[TASK OBJECTIVE]:
Set down the full data below exactly as given, please.

──────── TASK INPUTS

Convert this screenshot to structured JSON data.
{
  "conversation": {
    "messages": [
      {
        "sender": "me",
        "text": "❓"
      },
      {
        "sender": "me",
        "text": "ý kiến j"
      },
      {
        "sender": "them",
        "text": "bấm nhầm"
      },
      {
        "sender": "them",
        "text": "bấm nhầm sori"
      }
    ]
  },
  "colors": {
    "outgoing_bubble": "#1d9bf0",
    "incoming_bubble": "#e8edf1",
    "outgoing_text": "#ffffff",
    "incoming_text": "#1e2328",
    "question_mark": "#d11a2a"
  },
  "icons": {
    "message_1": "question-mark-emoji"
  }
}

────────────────

[ANSWER SECTION]:
Convert this screenshot to structured JSON data.
{
  "conversation": {
    "messages": [
      {
        "sender": "me",
        "text": "❓"
      },
      {
        "sender": "me",
        "text": "ý kiến j"
      },
      {
        "sender": "them",
        "text": "bấm nhầm"
      },
      {
        "sender": "them",
        "text": "bấm nhầm sori"
      }
    ]
  },
  "colors": {
    "outgoing_bubble": "#1d9bf0",
    "incoming_bubble": "#e8edf1",
    "outgoing_text": "#ffffff",
    "incoming_text": "#1e2328",
    "question_mark": "#d11a2a"
  },
  "icons": {
    "message_1": "question-mark-emoji"
  }
}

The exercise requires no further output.